### EXERCISE INSTRUCTIONS
What is needed is an exact copy of every line in the listing.
───── SOURCE DATA
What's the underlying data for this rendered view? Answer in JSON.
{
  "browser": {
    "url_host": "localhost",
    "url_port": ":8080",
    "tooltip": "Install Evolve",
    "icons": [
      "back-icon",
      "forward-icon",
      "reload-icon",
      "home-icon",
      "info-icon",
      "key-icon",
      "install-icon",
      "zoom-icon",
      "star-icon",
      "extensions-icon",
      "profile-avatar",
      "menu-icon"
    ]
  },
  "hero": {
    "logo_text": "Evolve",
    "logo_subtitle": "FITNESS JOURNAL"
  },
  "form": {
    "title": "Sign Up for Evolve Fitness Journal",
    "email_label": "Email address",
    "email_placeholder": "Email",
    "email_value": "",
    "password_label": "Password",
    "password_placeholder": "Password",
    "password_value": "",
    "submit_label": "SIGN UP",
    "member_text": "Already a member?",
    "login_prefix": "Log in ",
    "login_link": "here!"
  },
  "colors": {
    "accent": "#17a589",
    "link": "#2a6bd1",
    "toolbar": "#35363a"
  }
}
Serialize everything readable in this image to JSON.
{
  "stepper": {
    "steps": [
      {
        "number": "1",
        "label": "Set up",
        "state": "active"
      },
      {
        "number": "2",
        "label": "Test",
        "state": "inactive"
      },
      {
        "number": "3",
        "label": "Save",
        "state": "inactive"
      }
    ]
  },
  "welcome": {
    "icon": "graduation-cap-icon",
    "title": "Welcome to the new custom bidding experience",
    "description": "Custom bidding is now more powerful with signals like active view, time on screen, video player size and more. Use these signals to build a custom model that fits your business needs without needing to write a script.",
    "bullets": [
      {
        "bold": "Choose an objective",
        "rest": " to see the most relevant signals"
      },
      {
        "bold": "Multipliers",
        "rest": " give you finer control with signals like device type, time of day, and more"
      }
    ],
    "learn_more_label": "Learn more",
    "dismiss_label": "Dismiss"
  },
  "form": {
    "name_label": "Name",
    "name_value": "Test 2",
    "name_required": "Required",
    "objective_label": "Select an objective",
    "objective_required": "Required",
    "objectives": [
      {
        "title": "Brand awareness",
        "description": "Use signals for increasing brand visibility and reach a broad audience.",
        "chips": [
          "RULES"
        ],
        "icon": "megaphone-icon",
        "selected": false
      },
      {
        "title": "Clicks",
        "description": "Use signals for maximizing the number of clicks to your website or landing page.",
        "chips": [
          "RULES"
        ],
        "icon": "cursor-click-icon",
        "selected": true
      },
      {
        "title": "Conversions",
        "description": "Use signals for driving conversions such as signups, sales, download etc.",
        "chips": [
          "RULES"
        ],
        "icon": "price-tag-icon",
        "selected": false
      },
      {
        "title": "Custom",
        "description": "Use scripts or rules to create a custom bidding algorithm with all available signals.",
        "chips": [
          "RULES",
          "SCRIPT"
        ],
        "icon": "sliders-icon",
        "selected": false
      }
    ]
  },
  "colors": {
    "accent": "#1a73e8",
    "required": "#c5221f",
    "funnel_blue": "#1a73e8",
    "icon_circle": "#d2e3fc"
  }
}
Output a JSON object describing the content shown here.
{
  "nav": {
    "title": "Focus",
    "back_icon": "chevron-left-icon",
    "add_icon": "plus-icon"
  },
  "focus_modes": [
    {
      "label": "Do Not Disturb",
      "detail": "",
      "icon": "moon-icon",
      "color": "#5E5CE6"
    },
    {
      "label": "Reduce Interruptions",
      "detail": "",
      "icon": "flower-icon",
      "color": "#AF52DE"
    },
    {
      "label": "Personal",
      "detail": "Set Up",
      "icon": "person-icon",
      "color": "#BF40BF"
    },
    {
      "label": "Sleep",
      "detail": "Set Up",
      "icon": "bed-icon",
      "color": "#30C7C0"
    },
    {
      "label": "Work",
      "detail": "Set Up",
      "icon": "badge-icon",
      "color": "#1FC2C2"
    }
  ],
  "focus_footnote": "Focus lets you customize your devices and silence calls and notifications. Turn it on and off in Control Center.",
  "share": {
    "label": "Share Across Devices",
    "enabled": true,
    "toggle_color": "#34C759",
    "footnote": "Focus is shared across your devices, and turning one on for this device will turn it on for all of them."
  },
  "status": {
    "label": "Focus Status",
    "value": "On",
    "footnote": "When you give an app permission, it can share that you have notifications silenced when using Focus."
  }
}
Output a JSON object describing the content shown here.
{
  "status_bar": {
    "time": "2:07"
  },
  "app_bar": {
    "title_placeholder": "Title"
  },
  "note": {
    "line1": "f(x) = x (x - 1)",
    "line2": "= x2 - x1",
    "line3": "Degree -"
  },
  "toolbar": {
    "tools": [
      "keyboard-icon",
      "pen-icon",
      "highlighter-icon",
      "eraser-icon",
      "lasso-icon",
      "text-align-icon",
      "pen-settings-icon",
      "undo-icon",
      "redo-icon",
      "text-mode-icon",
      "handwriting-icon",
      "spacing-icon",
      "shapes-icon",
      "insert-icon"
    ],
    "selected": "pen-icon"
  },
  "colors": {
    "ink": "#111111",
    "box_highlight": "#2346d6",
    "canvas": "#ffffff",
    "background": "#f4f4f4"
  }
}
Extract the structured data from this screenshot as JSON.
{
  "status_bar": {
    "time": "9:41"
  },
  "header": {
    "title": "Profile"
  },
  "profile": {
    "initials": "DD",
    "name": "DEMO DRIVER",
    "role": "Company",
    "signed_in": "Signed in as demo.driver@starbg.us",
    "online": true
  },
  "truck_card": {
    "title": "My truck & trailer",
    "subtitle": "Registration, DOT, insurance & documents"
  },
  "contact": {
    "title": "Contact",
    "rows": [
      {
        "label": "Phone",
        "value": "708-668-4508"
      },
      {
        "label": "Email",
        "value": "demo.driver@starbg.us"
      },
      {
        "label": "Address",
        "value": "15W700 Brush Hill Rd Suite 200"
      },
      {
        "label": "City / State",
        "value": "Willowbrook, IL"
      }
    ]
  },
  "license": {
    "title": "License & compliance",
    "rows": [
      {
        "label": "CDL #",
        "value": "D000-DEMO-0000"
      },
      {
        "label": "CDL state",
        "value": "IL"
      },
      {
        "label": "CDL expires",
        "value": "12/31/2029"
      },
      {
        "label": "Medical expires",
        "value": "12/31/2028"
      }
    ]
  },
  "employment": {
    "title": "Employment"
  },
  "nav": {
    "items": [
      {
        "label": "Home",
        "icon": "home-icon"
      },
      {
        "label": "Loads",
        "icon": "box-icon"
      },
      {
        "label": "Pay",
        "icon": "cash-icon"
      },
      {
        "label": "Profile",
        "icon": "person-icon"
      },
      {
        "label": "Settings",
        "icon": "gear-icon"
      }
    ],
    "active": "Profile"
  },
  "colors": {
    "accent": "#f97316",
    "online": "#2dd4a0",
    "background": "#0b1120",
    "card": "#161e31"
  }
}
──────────
### EXERCISE OUTPUT
What's the underlying data for this rendered view? Answer in JSON.
{
  "browser": {
    "url_host": "localhost",
    "url_port": ":8080",
    "tooltip": "Install Evolve",
    "icons": [
      "back-icon",
      "forward-icon",
      "reload-icon",
      "home-icon",
      "info-icon",
      "key-icon",
      "install-icon",
      "zoom-icon",
      "star-icon",
      "extensions-icon",
      "profile-avatar",
      "menu-icon"
    ]
  },
  "hero": {
    "logo_text": "Evolve",
    "logo_subtitle": "FITNESS JOURNAL"
  },
  "form": {
    "title": "Sign Up for Evolve Fitness Journal",
    "email_label": "Email address",
    "email_placeholder": "Email",
    "email_value": "",
    "password_label": "Password",
    "password_placeholder": "Password",
    "password_value": "",
    "submit_label": "SIGN UP",
    "member_text": "Already a member?",
    "login_prefix": "Log in ",
    "login_link": "here!"
  },
  "colors": {
    "accent": "#17a589",
    "link": "#2a6bd1",
    "toolbar": "#35363a"
  }
}
Serialize everything readable in this image to JSON.
{
  "stepper": {
    "steps": [
      {
        "number": "1",
        "label": "Set up",
        "state": "active"
      },
      {
        "number": "2",
        "label": "Test",
        "state": "inactive"
      },
      {
        "number": "3",
        "label": "Save",
        "state": "inactive"
      }
    ]
  },
  "welcome": {
    "icon": "graduation-cap-icon",
    "title": "Welcome to the new custom bidding experience",
    "description": "Custom bidding is now more powerful with signals like active view, time on screen, video player size and more. Use these signals to build a custom model that fits your business needs without needing to write a script.",
    "bullets": [
      {
        "bold": "Choose an objective",
        "rest": " to see the most relevant signals"
      },
      {
        "bold": "Multipliers",
        "rest": " give you finer control with signals like device type, time of day, and more"
      }
    ],
    "learn_more_label": "Learn more",
    "dismiss_label": "Dismiss"
  },
  "form": {
    "name_label": "Name",
    "name_value": "Test 2",
    "name_required": "Required",
    "objective_label": "Select an objective",
    "objective_required": "Required",
    "objectives": [
      {
        "title": "Brand awareness",
        "description": "Use signals for increasing brand visibility and reach a broad audience.",
        "chips": [
          "RULES"
        ],
        "icon": "megaphone-icon",
        "selected": false
      },
      {
        "title": "Clicks",
        "description": "Use signals for maximizing the number of clicks to your website or landing page.",
        "chips": [
          "RULES"
        ],
        "icon": "cursor-click-icon",
        "selected": true
      },
      {
        "title": "Conversions",
        "description": "Use signals for driving conversions such as signups, sales, download etc.",
        "chips": [
          "RULES"
        ],
        "icon": "price-tag-icon",
        "selected": false
      },
      {
        "title": "Custom",
        "description": "Use scripts or rules to create a custom bidding algorithm with all available signals.",
        "chips": [
          "RULES",
          "SCRIPT"
        ],
        "icon": "sliders-icon",
        "selected": false
      }
    ]
  },
  "colors": {
    "accent": "#1a73e8",
    "required": "#c5221f",
    "funnel_blue": "#1a73e8",
    "icon_circle": "#d2e3fc"
  }
}
Output a JSON object describing the content shown here.
{
  "nav": {
    "title": "Focus",
    "back_icon": "chevron-left-icon",
    "add_icon": "plus-icon"
  },
  "focus_modes": [
    {
      "label": "Do Not Disturb",
      "detail": "",
      "icon": "moon-icon",
      "color": "#5E5CE6"
    },
    {
      "label": "Reduce Interruptions",
      "detail": "",
      "icon": "flower-icon",
      "color": "#AF52DE"
    },
    {
      "label": "Personal",
      "detail": "Set Up",
      "icon": "person-icon",
      "color": "#BF40BF"
    },
    {
      "label": "Sleep",
      "detail": "Set Up",
      "icon": "bed-icon",
      "color": "#30C7C0"
    },
    {
      "label": "Work",
      "detail": "Set Up",
      "icon": "badge-icon",
      "color": "#1FC2C2"
    }
  ],
  "focus_footnote": "Focus lets you customize your devices and silence calls and notifications. Turn it on and off in Control Center.",
  "share": {
    "label": "Share Across Devices",
    "enabled": true,
    "toggle_color": "#34C759",
    "footnote": "Focus is shared across your devices, and turning one on for this device will turn it on for all of them."
  },
  "status": {
    "label": "Focus Status",
    "value": "On",
    "footnote": "When you give an app permission, it can share that you have notifications silenced when using Focus."
  }
}
Output a JSON object describing the content shown here.
{
  "status_bar": {
    "time": "2:07"
  },
  "app_bar": {
    "title_placeholder": "Title"
  },
  "note": {
    "line1": "f(x) = x (x - 1)",
    "line2": "= x2 - x1",
    "line3": "Degree -"
  },
  "toolbar": {
    "tools": [
      "keyboard-icon",
      "pen-icon",
      "highlighter-icon",
      "eraser-icon",
      "lasso-icon",
      "text-align-icon",
      "pen-settings-icon",
      "undo-icon",
      "redo-icon",
      "text-mode-icon",
      "handwriting-icon",
      "spacing-icon",
      "shapes-icon",
      "insert-icon"
    ],
    "selected": "pen-icon"
  },
  "colors": {
    "ink": "#111111",
    "box_highlight": "#2346d6",
    "canvas": "#ffffff",
    "background": "#f4f4f4"
  }
}
Extract the structured data from this screenshot as JSON.
{
  "status_bar": {
    "time": "9:41"
  },
  "header": {
    "title": "Profile"
  },
  "profile": {
    "initials": "DD",
    "name": "DEMO DRIVER",
    "role": "Company",
    "signed_in": "Signed in as demo.driver@starbg.us",
    "online": true
  },
  "truck_card": {
    "title": "My truck & trailer",
    "subtitle": "Registration, DOT, insurance & documents"
  },
  "contact": {
    "title": "Contact",
    "rows": [
      {
        "label": "Phone",
        "value": "708-668-4508"
      },
      {
        "label": "Email",
        "value": "demo.driver@starbg.us"
      },
      {
        "label": "Address",
        "value": "15W700 Brush Hill Rd Suite 200"
      },
      {
        "label": "City / State",
        "value": "Willowbrook, IL"
      }
    ]
  },
  "license": {
    "title": "License & compliance",
    "rows": [
      {
        "label": "CDL #",
        "value": "D000-DEMO-0000"
      },
      {
        "label": "CDL state",
        "value": "IL"
      },
      {
        "label": "CDL expires",
        "value": "12/31/2029"
      },
      {
        "label": "Medical expires",
        "value": "12/31/2028"
      }
    ]
  },
  "employment": {
    "title": "Employment"
  },
  "nav": {
    "items": [
      {
        "label": "Home",
        "icon": "home-icon"
      },
      {
        "label": "Loads",
        "icon": "box-icon"
      },
      {
        "label": "Pay",
        "icon": "cash-icon"
      },
      {
        "label": "Profile",
        "icon": "person-icon"
      },
      {
        "label": "Settings",
        "icon": "gear-icon"
      }
    ],
    "active": "Profile"
  },
  "colors": {
    "accent": "#f97316",
    "online": "#2dd4a0",
    "background": "#0b1120",
    "card": "#161e31"
  }
}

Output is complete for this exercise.